He is a maw. That’s what started all of this, another poet calling Him a maw. And He is and we are ever being devoured in it. The whole initiation process into Him is a crushcrunching down between His predator’s jaws. It’s a good way to live, soaring within the storm. It sets a certain stage and we can run with that for now.
Endless shrieking hunger. Cold, calculating, yet searingly passionate in His focus. I hear it all the time, when He is near, that roaring in the brain. Anyone who tells you otherwise is a fool
Or has not learned how to listen.
He sees farther than we can ever conceive. He sees us too and our potential.
I know what it is like to be hunted down like prey. I know what it is like to fight a killer but I don’t know what it is like to walk away. Some knowledge isn’t worth having.
A vicious, beautiful Bastard and I love Him for it and sometimes I hate Him too but I never, ever forget the stench of my own fear in the woods when that first Hunt began or when His corpse creaked high in the Tree above me. I’ll never forget how He treasures my viciousness either.
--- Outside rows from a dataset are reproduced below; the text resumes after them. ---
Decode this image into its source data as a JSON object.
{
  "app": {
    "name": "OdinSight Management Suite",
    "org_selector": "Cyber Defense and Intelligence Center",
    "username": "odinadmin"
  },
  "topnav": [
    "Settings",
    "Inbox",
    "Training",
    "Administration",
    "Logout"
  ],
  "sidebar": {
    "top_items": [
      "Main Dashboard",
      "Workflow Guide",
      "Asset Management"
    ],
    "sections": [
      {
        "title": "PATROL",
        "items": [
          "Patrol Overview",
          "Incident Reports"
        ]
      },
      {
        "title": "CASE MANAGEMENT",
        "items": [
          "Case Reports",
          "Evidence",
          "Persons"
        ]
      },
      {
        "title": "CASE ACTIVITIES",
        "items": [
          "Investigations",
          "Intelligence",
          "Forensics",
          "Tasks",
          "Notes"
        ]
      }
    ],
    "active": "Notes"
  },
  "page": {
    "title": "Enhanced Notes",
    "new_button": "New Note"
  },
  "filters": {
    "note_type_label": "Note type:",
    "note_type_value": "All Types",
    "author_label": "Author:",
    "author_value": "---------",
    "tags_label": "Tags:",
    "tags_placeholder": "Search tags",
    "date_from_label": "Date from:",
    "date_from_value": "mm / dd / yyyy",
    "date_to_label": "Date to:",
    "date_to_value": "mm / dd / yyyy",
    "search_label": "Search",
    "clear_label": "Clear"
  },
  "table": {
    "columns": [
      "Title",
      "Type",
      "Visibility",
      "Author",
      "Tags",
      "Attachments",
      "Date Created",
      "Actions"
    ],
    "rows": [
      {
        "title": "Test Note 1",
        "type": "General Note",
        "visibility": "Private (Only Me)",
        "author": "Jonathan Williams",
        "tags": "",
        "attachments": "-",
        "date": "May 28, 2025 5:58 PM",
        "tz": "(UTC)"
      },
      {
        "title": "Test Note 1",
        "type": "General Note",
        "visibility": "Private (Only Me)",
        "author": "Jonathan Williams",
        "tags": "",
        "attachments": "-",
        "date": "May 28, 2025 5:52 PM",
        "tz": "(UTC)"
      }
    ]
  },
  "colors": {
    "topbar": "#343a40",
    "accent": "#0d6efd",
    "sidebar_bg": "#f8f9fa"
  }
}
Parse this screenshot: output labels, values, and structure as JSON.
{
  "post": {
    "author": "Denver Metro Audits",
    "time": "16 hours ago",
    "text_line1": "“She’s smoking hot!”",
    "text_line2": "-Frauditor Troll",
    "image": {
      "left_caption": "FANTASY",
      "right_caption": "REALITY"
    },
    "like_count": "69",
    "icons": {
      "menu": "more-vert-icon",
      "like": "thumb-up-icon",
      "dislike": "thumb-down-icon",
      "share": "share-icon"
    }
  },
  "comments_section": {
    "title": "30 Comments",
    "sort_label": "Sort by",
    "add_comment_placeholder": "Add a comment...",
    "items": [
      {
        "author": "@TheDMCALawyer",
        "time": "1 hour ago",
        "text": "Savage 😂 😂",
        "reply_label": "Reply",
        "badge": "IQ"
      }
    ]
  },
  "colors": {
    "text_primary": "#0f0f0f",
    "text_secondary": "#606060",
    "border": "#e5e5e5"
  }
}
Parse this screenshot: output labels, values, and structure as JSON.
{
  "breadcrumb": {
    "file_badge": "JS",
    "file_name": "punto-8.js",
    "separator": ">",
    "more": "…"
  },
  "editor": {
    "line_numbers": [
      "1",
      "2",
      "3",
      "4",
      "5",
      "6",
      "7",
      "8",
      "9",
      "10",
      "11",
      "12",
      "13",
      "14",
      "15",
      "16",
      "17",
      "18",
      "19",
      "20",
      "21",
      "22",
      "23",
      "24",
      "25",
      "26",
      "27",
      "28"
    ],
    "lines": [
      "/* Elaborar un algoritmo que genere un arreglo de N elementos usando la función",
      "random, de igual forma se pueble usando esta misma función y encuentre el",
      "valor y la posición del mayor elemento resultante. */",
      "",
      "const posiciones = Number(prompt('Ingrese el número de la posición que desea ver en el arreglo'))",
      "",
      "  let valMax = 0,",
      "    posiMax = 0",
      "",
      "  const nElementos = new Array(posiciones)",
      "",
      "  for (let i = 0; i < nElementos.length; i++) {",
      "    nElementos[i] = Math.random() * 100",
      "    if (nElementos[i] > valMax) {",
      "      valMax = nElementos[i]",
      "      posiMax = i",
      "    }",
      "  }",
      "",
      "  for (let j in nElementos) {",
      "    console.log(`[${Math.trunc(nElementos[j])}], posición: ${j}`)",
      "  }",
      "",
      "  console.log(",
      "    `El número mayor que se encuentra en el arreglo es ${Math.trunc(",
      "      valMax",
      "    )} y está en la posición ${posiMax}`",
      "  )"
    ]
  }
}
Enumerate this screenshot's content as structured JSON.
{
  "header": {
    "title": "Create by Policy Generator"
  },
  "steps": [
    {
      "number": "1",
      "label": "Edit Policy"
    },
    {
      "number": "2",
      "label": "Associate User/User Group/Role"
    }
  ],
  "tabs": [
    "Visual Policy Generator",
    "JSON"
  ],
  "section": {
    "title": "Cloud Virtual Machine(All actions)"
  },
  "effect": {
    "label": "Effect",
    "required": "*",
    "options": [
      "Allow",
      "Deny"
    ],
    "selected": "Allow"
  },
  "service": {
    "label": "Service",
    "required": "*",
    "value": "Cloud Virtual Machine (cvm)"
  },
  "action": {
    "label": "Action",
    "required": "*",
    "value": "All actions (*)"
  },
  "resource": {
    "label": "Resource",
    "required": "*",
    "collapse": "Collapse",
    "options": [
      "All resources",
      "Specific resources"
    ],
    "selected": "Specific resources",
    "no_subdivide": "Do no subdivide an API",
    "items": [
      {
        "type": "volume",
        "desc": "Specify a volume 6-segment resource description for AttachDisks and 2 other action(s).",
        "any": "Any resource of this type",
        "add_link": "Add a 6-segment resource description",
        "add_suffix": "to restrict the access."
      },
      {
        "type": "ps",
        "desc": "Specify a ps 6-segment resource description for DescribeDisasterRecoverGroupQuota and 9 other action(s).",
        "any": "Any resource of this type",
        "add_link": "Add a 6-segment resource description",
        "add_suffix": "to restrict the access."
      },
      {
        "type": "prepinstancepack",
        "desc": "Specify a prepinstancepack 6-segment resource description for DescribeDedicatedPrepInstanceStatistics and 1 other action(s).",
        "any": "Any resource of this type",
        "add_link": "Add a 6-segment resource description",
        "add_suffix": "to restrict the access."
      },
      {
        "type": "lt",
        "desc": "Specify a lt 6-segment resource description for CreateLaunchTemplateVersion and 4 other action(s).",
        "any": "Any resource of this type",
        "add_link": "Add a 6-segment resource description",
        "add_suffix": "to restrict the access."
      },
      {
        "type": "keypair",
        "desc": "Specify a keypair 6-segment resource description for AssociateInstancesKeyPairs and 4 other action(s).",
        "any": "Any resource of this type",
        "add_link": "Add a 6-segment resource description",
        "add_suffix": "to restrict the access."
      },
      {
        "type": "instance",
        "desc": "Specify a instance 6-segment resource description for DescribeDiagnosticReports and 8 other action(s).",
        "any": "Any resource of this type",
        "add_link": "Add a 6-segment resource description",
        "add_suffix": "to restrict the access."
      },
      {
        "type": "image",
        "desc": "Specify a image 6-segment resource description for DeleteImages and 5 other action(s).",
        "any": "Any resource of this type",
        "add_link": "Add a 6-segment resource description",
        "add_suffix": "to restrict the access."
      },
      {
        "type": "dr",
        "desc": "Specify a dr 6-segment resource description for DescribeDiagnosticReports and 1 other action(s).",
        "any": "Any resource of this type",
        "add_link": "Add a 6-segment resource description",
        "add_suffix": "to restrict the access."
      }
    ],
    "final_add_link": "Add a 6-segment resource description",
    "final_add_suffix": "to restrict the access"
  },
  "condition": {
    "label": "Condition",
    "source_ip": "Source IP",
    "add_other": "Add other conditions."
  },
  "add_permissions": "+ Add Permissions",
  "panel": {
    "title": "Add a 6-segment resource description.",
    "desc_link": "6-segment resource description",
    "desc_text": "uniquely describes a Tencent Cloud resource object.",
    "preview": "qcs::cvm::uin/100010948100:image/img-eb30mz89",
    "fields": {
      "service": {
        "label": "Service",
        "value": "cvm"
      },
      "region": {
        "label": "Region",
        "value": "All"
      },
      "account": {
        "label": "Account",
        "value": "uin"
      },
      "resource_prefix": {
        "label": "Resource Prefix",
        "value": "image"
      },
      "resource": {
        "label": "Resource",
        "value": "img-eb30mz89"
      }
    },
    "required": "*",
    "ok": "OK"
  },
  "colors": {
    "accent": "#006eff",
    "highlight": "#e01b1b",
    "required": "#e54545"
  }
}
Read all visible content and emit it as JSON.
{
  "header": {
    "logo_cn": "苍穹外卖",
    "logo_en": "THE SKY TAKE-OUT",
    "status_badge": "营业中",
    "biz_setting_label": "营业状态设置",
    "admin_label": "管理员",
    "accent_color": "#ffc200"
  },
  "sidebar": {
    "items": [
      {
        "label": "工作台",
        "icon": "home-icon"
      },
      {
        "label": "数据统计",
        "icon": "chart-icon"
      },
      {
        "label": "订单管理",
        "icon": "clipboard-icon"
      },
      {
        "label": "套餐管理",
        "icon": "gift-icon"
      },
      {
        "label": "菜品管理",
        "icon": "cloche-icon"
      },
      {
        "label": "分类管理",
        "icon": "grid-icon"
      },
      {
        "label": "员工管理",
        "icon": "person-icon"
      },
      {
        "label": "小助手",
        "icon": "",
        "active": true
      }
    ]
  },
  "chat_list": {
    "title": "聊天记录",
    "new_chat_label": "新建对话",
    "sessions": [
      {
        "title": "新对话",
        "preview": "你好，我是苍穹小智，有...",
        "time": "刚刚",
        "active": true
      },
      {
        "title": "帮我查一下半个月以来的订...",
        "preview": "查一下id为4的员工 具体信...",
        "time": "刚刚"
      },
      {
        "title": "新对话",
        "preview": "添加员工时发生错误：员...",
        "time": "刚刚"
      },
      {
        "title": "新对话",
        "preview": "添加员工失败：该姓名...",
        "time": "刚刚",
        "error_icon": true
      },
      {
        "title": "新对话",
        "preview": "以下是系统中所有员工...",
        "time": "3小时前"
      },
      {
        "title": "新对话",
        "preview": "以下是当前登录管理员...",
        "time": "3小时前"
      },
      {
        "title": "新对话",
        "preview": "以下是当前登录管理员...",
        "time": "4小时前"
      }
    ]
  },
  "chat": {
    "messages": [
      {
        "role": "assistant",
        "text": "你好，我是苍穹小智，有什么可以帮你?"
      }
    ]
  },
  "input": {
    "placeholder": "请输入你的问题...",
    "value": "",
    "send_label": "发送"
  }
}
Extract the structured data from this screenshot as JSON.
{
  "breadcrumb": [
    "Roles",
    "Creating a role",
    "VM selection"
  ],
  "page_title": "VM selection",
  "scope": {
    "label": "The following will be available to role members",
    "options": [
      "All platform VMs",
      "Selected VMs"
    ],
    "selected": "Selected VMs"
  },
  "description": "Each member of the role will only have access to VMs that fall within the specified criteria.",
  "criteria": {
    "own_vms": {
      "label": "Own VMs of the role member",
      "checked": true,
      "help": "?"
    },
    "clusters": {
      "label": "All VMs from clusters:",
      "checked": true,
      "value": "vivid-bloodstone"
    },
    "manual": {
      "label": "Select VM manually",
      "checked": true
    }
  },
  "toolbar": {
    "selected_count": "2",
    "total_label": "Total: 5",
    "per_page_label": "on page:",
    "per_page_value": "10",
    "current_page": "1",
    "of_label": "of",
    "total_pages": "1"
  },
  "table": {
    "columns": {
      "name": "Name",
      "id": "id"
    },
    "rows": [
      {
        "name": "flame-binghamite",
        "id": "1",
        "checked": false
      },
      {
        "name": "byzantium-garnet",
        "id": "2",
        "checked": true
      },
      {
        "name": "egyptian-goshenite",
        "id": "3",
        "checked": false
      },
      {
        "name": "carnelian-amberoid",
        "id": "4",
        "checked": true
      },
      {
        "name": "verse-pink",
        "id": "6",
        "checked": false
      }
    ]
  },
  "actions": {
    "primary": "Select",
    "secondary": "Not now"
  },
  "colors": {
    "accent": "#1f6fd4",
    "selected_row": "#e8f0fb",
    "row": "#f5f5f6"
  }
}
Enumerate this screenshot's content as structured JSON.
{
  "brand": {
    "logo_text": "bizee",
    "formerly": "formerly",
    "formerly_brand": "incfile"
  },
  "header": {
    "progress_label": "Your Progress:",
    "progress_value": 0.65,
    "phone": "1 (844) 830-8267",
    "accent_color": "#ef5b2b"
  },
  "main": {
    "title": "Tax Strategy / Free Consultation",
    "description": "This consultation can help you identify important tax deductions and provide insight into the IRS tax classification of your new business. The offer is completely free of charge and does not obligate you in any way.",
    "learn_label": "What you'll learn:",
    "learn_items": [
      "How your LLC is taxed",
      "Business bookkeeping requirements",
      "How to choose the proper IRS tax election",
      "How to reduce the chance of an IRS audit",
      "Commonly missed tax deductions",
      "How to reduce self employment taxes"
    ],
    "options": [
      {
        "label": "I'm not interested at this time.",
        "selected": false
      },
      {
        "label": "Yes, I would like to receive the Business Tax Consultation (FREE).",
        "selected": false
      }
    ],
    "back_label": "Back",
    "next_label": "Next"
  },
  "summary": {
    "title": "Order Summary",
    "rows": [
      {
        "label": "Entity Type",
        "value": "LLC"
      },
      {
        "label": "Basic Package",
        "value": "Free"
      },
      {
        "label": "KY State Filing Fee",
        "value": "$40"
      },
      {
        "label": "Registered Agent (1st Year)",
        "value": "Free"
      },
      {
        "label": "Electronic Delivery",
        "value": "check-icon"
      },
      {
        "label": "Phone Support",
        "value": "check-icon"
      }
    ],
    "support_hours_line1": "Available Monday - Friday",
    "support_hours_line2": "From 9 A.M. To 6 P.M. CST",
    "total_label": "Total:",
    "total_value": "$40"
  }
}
a frenzied ravening Beast who has learned to wear a pretty mask to court the ladies (and some men too). He is brutal and wondrous and the ironsharp tang of His presence a joy my heart can barely hold.
the sovereign Power that has drenched the earth in blood and glory, the wailing wisdom of poets, the shivering terror of bards, and the enchantments that hold it all together swallowed and spat about by His flock of charmed women with razor tongues.
The Force that will use those women up until they seek any crevice in this world to avoid seeing into His.
Ho, ho, ho,
Who, Who, Who
But a God who knows the secrets found only in madness would do that? Let’s see which of us will be the last one standing, oh my darlings. Go ahead. Run.
the Architect of Worlds who loves His people and the pristine symmetry of the cosmos and will spit us all on a spear to see that it does not burn.
While we bicker and scramble and piss away our charms where the grass is green and blood runs blackest in the streets, He snakes His way ahead to keep it all from curling back into the Gap.
Devastation. Another poet warned about things like this: “Love comes with a knife, not some shy question” and so it is and so it was and if I’m lucky, so it shall ever be.
He is the frenzy that drives me and His the calloused hands that pick me up when His work drives me to my knees and I kiss the ground in exhaustion. He is the frenzy that inspires me, and with Him at my side I have seen I have seen the birthing of worlds and wonder. He is a monstrous Glory and He is my Salvation.
It is enough that He is.